#### Exercise data
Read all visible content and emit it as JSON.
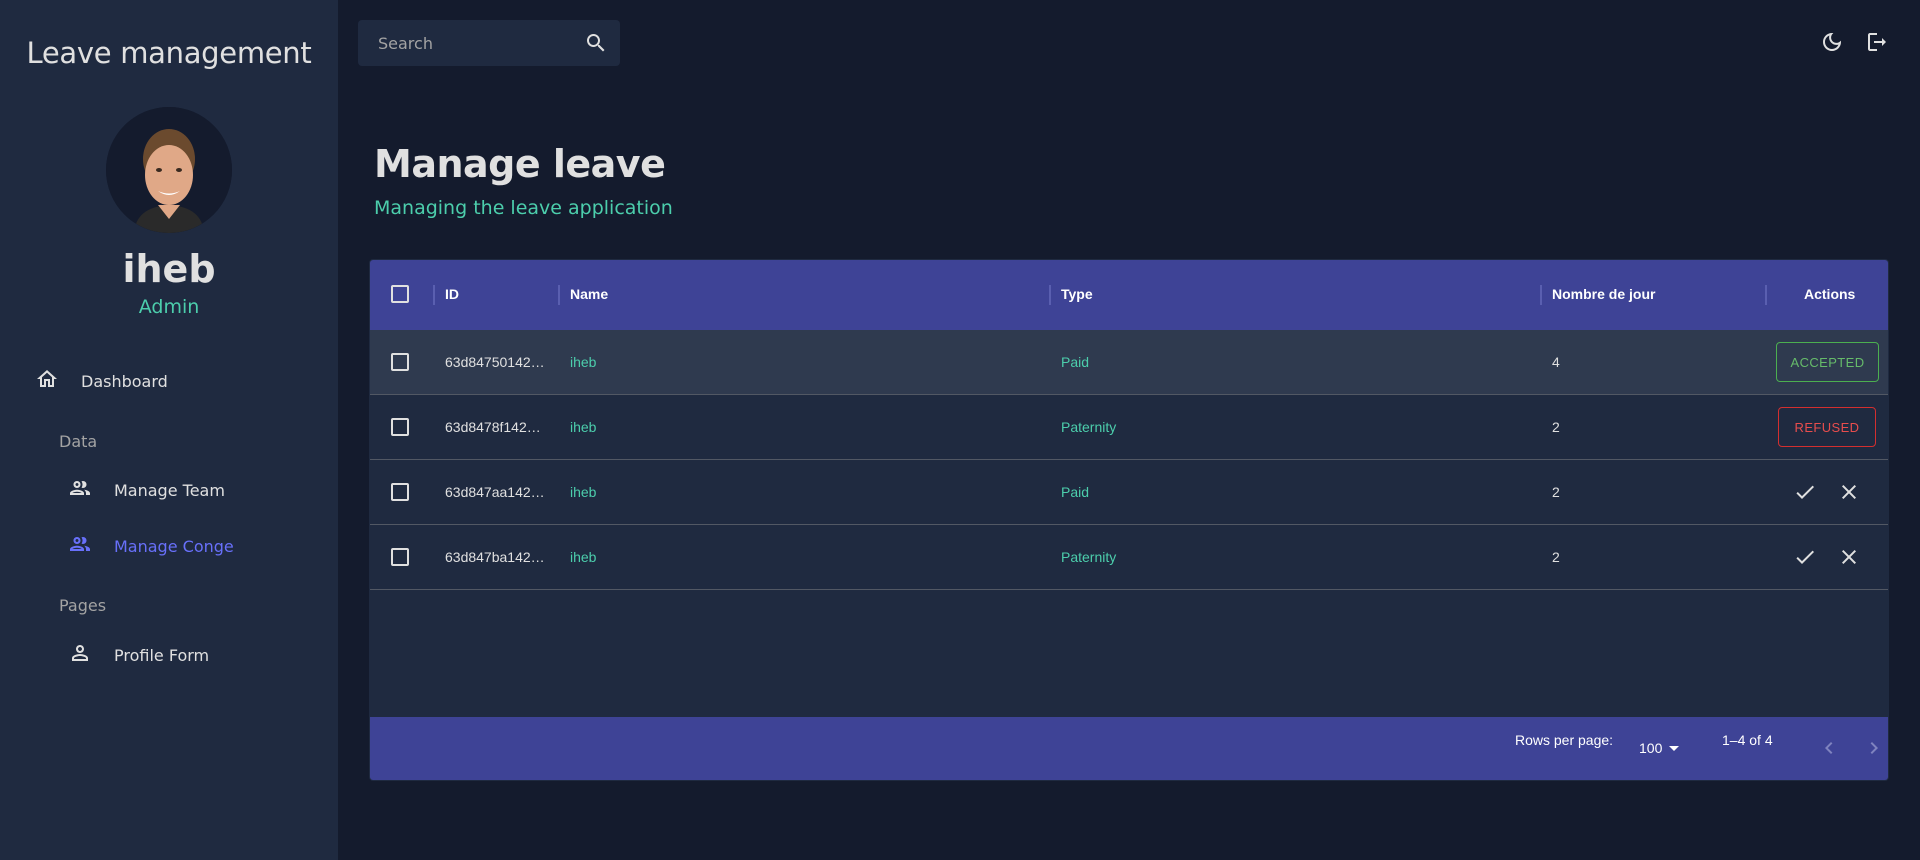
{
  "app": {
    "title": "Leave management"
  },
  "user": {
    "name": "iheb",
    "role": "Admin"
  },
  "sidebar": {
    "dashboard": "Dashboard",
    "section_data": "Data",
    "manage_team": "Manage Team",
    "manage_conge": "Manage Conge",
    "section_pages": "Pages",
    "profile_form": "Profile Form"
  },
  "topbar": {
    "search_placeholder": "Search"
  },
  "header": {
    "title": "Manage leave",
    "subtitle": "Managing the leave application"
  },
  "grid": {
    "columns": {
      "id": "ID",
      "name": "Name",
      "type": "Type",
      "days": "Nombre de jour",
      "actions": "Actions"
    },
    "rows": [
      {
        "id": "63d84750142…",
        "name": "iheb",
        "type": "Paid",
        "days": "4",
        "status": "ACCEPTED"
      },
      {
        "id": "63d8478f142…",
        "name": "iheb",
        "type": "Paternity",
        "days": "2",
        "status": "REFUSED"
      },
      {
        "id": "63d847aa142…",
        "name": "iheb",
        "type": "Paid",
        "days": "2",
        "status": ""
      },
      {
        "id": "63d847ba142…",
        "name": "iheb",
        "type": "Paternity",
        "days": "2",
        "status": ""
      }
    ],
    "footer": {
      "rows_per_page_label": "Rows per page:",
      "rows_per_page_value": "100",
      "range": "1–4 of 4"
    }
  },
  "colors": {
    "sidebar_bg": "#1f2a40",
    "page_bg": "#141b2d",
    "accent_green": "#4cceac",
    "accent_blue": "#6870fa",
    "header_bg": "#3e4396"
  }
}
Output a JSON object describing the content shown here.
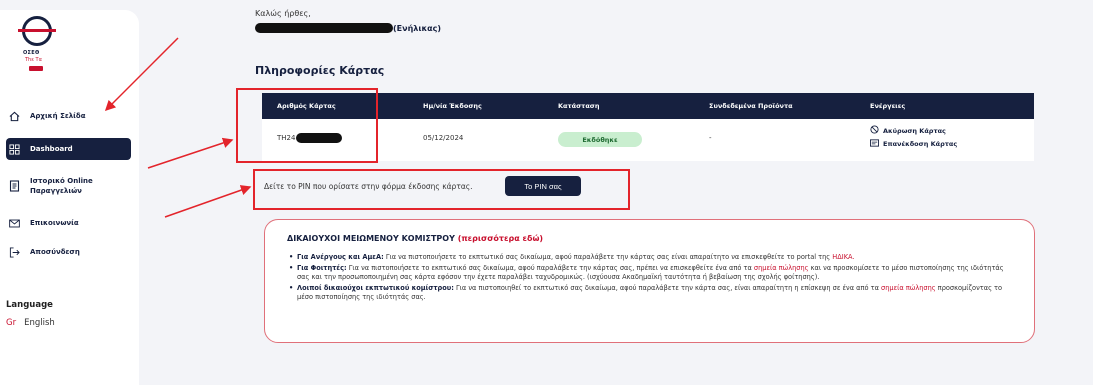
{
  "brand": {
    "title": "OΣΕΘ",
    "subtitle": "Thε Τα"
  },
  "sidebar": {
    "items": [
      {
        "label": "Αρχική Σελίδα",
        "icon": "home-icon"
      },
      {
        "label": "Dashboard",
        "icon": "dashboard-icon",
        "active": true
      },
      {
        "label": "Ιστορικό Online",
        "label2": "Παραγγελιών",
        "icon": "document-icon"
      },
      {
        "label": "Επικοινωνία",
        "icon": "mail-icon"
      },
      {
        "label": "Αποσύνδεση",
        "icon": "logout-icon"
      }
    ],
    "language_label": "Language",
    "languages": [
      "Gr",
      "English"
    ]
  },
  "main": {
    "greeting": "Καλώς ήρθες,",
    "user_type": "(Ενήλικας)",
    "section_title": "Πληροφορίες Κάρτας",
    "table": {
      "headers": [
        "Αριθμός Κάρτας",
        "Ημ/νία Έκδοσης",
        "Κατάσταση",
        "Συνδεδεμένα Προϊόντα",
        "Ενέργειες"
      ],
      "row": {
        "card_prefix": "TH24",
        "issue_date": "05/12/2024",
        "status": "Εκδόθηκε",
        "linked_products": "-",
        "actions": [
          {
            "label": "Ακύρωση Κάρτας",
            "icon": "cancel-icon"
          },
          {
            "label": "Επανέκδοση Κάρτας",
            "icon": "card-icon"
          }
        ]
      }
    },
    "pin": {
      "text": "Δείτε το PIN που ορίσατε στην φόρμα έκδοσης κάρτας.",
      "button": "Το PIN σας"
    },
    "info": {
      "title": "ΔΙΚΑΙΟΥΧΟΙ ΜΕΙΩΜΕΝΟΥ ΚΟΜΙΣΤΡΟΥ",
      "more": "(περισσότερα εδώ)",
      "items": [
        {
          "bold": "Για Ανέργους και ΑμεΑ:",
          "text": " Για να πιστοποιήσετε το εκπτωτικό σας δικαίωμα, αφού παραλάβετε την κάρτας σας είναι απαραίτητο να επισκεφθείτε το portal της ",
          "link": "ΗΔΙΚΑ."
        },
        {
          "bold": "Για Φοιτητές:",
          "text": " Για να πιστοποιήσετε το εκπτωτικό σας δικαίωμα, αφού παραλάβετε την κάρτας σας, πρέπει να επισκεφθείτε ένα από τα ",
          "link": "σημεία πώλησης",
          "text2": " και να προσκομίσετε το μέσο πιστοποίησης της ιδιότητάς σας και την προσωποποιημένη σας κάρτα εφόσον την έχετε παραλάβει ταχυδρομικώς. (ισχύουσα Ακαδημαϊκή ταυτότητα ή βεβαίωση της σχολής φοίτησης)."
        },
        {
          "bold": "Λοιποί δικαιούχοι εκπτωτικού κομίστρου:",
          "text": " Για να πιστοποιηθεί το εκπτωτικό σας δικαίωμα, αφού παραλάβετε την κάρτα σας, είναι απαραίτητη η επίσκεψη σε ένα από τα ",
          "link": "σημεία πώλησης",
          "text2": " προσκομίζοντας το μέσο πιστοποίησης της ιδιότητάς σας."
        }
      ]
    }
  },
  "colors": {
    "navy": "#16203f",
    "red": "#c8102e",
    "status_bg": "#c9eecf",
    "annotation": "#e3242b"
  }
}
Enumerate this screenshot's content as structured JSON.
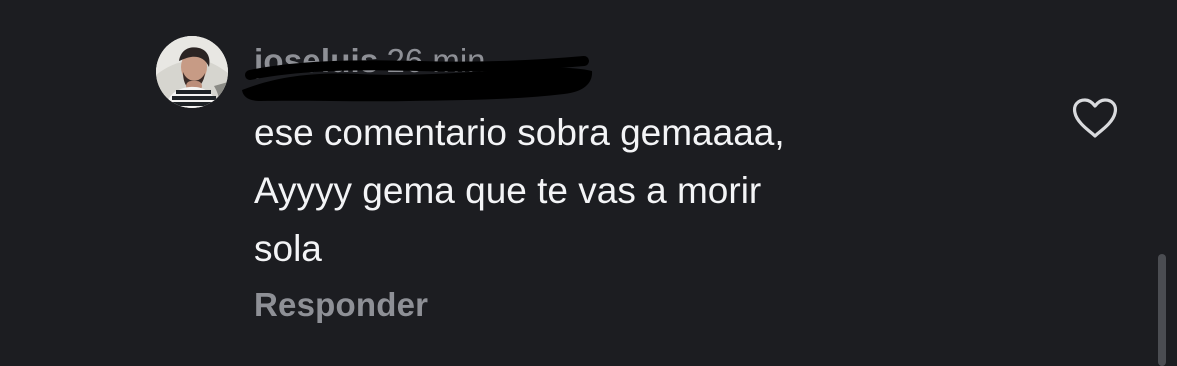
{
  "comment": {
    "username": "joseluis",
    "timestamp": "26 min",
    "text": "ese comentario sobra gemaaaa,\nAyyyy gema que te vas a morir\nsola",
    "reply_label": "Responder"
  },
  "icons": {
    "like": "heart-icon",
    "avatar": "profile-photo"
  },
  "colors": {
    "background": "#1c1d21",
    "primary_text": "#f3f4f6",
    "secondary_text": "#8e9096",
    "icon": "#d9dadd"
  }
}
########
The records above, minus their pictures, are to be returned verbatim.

Read all visible content and emit it as JSON.
{
  "app": {
    "title": "Leave management"
  },
  "user": {
    "name": "iheb",
    "role": "Admin"
  },
  "sidebar": {
    "dashboard": "Dashboard",
    "section_data": "Data",
    "manage_team": "Manage Team",
    "manage_conge": "Manage Conge",
    "section_pages": "Pages",
    "profile_form": "Profile Form"
  },
  "topbar": {
    "search_placeholder": "Search"
  },
  "header": {
    "title": "Manage leave",
    "subtitle": "Managing the leave application"
  },
  "grid": {
    "columns": {
      "id": "ID",
      "name": "Name",
      "type": "Type",
      "days": "Nombre de jour",
      "actions": "Actions"
    },
    "rows": [
      {
        "id": "63d84750142…",
        "name": "iheb",
        "type": "Paid",
        "days": "4",
        "status": "ACCEPTED"
      },
      {
        "id": "63d8478f142…",
        "name": "iheb",
        "type": "Paternity",
        "days": "2",
        "status": "REFUSED"
      },
      {
        "id": "63d847aa142…",
        "name": "iheb",
        "type": "Paid",
        "days": "2",
        "status": ""
      },
      {
        "id": "63d847ba142…",
        "name": "iheb",
        "type": "Paternity",
        "days": "2",
        "status": ""
      }
    ],
    "footer": {
      "rows_per_page_label": "Rows per page:",
      "rows_per_page_value": "100",
      "range": "1–4 of 4"
    }
  },
  "colors": {
    "sidebar_bg": "#1f2a40",
    "page_bg": "#141b2d",
    "accent_green": "#4cceac",
    "accent_blue": "#6870fa",
    "header_bg": "#3e4396"
  }
}
Output a JSON object describing the content shown here.
{
  "brand": {
    "title": "OΣΕΘ",
    "subtitle": "Thε Τα"
  },
  "sidebar": {
    "items": [
      {
        "label": "Αρχική Σελίδα",
        "icon": "home-icon"
      },
      {
        "label": "Dashboard",
        "icon": "dashboard-icon",
        "active": true
      },
      {
        "label": "Ιστορικό Online",
        "label2": "Παραγγελιών",
        "icon": "document-icon"
      },
      {
        "label": "Επικοινωνία",
        "icon": "mail-icon"
      },
      {
        "label": "Αποσύνδεση",
        "icon": "logout-icon"
      }
    ],
    "language_label": "Language",
    "languages": [
      "Gr",
      "English"
    ]
  },
  "main": {
    "greeting": "Καλώς ήρθες,",
    "user_type": "(Ενήλικας)",
    "section_title": "Πληροφορίες Κάρτας",
    "table": {
      "headers": [
        "Αριθμός Κάρτας",
        "Ημ/νία Έκδοσης",
        "Κατάσταση",
        "Συνδεδεμένα Προϊόντα",
        "Ενέργειες"
      ],
      "row": {
        "card_prefix": "TH24",
        "issue_date": "05/12/2024",
        "status": "Εκδόθηκε",
        "linked_products": "-",
        "actions": [
          {
            "label": "Ακύρωση Κάρτας",
            "icon": "cancel-icon"
          },
          {
            "label": "Επανέκδοση Κάρτας",
            "icon": "card-icon"
          }
        ]
      }
    },
    "pin": {
      "text": "Δείτε το PIN που ορίσατε στην φόρμα έκδοσης κάρτας.",
      "button": "Το PIN σας"
    },
    "info": {
      "title": "ΔΙΚΑΙΟΥΧΟΙ ΜΕΙΩΜΕΝΟΥ ΚΟΜΙΣΤΡΟΥ",
      "more": "(περισσότερα εδώ)",
      "items": [
        {
          "bold": "Για Ανέργους και ΑμεΑ:",
          "text": " Για να πιστοποιήσετε το εκπτωτικό σας δικαίωμα, αφού παραλάβετε την κάρτας σας είναι απαραίτητο να επισκεφθείτε το portal της ",
          "link": "ΗΔΙΚΑ."
        },
        {
          "bold": "Για Φοιτητές:",
          "text": " Για να πιστοποιήσετε το εκπτωτικό σας δικαίωμα, αφού παραλάβετε την κάρτας σας, πρέπει να επισκεφθείτε ένα από τα ",
          "link": "σημεία πώλησης",
          "text2": " και να προσκομίσετε το μέσο πιστοποίησης της ιδιότητάς σας και την προσωποποιημένη σας κάρτα εφόσον την έχετε παραλάβει ταχυδρομικώς. (ισχύουσα Ακαδημαϊκή ταυτότητα ή βεβαίωση της σχολής φοίτησης)."
        },
        {
          "bold": "Λοιποί δικαιούχοι εκπτωτικού κομίστρου:",
          "text": " Για να πιστοποιηθεί το εκπτωτικό σας δικαίωμα, αφού παραλάβετε την κάρτα σας, είναι απαραίτητη η επίσκεψη σε ένα από τα ",
          "link": "σημεία πώλησης",
          "text2": " προσκομίζοντας το μέσο πιστοποίησης της ιδιότητάς σας."
        }
      ]
    }
  },
  "colors": {
    "navy": "#16203f",
    "red": "#c8102e",
    "status_bg": "#c9eecf",
    "annotation": "#e3242b"
  }
}
Enumerate this screenshot's content as structured JSON.
{
  "comment": {
    "username": "joseluis",
    "timestamp": "26 min",
    "text": "ese comentario sobra gemaaaa,\nAyyyy gema que te vas a morir\nsola",
    "reply_label": "Responder"
  },
  "icons": {
    "like": "heart-icon",
    "avatar": "profile-photo"
  },
  "colors": {
    "background": "#1c1d21",
    "primary_text": "#f3f4f6",
    "secondary_text": "#8e9096",
    "icon": "#d9dadd"
  }
}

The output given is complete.